Twenty-five years after Rodney King asked his immortal question, I spend every day interrogating it. This is what I have come to understand:
America was founded on a racial hierarchy that is baked into our laws, government, economy, communities, institutions, minds, and way of life.
Fifty years after a very successful movement to ban discrimination, we have yet to have a national process to reconcile with our history, to come to a shared understanding of who benefitted and who was harmed.
We have not acknowledged the harm nor tried to repair it.
As a result of our failure to examine and rectify our history, we are all today continuously damaged by it: white people living in denial that we have anything to do with this history or benefitted from it, living with blinders on; people of color with the hurt that it caused and the anticipation that no matter what they do, the hurt will continue.
While white Americans cling to the myth of rugged individualism, that everything we have is a result of our hard work, we have created a whole system of policies that work almost invisibly to support our wealth creation that we then pass on to our children.
We seek to live in all white neighborhoods and send our children to all white schools, all while claiming we “don’t have a racist bone in our body, we just want what’s best for our children.”
And we are right- resource rich neighborhoods with high quality schools and parks and health care do set our children up for success.
Meanwhile, these same policies concentrate people of color in neighborhoods with few resources. Their houses do not appreciate, their kids schools are underresourced, and they often don’t have access to the kind of jobs white people have, jobs that allow us to accumulate wealth.
As a result of segregation, interracial social networks become rare, hardening implicit racial bias and stereotypes.
We don’t share experiences and social capital with each other and we don’t develop trust.
Then when we do encounter each other, there is so much going on in our brains that it often makes the encounters awkward and results in further retreat and animosity.
We stop communicating interracially and pretty much communicate only with people with whom we are comfortable.
This is why we aren’t getting along.
We need to learn how to get along. Already, children of color make up the majority, and by 2044, white people will be the minority.
We need each other, we need to learn how to treat each other with respect and stop this endless cycle.
What will it take for us to get along?
· A national and local racial reconciliation and healing process where we come to a shared understanding of what happened, who was harmed, and who benefitted.
· Reparations to the harmed.
· White people sharing our power and resources equitably with people of color and working alongside each other to dismantle systemic barriers to success.
· White people developing the humility to listen and to change and to not pass racial myths to our children.
The truth is, the government can’t mandate us to get along. The choice has to be made by us. From us changing ourselves, our relationships, our sphere of influence, the change that needs to happen in society will occur.
Then we will all get along- and it will be beautiful.
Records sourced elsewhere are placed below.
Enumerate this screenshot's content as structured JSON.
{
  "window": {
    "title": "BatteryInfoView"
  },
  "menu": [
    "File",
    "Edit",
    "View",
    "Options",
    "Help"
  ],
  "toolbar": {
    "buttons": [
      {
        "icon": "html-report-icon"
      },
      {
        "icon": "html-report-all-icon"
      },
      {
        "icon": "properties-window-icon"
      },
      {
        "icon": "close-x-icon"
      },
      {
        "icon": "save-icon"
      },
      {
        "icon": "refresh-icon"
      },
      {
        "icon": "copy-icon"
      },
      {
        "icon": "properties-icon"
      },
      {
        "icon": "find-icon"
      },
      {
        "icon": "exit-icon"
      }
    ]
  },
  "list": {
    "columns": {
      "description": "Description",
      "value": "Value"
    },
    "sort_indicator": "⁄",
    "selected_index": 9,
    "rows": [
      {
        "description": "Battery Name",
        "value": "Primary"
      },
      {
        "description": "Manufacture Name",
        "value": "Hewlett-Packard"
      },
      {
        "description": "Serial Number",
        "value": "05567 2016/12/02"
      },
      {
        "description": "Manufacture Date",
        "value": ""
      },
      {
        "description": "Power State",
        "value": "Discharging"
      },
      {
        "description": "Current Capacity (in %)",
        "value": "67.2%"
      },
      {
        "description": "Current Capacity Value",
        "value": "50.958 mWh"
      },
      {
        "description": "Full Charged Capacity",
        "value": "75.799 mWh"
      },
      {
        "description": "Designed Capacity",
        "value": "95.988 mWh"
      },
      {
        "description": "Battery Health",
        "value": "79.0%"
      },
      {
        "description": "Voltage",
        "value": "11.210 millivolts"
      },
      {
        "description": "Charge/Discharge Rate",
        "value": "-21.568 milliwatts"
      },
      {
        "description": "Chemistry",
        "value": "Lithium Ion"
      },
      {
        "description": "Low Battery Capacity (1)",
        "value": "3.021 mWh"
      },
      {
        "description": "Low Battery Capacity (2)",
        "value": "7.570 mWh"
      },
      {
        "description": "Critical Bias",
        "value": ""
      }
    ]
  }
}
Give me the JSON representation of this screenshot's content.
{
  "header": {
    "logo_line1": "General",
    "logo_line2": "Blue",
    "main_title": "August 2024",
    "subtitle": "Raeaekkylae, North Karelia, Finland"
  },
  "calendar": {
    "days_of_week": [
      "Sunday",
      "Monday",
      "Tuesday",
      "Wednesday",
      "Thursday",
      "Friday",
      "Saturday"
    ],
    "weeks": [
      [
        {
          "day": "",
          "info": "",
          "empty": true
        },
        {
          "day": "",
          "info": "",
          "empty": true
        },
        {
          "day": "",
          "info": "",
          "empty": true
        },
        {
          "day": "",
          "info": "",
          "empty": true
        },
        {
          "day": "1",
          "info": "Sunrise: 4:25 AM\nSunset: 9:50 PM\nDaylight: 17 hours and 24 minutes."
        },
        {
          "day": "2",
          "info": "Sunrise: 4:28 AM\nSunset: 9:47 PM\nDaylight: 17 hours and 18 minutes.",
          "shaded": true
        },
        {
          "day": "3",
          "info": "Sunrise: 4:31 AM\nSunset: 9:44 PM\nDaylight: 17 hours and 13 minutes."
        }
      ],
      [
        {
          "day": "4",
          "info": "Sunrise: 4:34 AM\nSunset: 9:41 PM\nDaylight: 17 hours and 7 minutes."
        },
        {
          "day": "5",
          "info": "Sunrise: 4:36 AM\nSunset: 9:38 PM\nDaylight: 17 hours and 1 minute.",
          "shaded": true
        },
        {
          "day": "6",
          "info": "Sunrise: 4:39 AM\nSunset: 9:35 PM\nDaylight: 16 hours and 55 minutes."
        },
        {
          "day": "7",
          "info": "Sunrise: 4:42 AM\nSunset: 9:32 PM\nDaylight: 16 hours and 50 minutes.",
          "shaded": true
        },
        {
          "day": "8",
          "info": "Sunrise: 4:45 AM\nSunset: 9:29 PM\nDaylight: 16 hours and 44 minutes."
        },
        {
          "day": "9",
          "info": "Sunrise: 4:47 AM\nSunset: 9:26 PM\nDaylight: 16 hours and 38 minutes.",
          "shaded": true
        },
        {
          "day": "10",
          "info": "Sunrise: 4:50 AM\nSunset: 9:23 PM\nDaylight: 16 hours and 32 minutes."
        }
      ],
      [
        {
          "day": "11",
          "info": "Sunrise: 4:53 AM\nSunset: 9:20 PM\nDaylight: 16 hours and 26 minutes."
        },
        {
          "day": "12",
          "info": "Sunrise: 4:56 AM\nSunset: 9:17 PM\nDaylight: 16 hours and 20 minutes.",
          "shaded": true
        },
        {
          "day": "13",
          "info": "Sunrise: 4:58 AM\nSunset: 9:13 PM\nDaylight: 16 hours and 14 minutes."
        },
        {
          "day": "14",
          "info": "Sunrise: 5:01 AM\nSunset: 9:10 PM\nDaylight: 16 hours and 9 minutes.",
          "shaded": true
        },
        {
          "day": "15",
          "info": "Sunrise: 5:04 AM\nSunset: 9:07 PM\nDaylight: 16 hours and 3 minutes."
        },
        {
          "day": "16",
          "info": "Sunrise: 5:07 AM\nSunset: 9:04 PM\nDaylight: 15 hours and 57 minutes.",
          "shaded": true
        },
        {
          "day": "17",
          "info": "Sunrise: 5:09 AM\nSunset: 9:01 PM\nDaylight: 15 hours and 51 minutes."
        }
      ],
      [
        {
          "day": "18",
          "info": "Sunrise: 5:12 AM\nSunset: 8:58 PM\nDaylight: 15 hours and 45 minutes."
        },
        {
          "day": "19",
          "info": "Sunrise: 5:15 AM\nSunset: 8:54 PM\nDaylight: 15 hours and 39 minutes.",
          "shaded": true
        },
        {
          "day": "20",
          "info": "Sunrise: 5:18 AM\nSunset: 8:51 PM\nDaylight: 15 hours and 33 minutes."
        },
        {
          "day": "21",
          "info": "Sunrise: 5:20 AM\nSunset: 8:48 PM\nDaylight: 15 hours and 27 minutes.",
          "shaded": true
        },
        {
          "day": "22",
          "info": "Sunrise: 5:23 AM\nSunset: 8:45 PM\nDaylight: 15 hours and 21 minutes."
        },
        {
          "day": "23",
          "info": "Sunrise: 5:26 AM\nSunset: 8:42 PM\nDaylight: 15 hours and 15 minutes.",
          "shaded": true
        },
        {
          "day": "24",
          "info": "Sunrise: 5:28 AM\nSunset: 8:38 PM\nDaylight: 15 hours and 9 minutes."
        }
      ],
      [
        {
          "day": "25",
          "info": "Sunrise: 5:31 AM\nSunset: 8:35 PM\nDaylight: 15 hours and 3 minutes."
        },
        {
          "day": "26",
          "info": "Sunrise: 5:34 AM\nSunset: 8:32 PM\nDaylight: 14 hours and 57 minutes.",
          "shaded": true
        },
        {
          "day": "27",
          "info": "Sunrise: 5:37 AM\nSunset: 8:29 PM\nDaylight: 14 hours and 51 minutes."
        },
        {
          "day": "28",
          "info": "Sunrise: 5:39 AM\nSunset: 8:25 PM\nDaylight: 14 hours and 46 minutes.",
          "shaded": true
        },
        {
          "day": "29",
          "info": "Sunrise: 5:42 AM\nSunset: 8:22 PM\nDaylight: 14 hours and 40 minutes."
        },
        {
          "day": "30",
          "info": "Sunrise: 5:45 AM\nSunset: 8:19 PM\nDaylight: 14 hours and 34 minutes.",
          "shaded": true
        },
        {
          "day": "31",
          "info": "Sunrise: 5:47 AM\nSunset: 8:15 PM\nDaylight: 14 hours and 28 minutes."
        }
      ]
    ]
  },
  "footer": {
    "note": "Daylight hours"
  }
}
Karen Fleshman is a Racial Equity Trainer and Government Accountability Activist. Her mission is to build and support a community of people committed to love, learning, accountability, and action on race in America. www.karenfleshman.com @fleshmankaren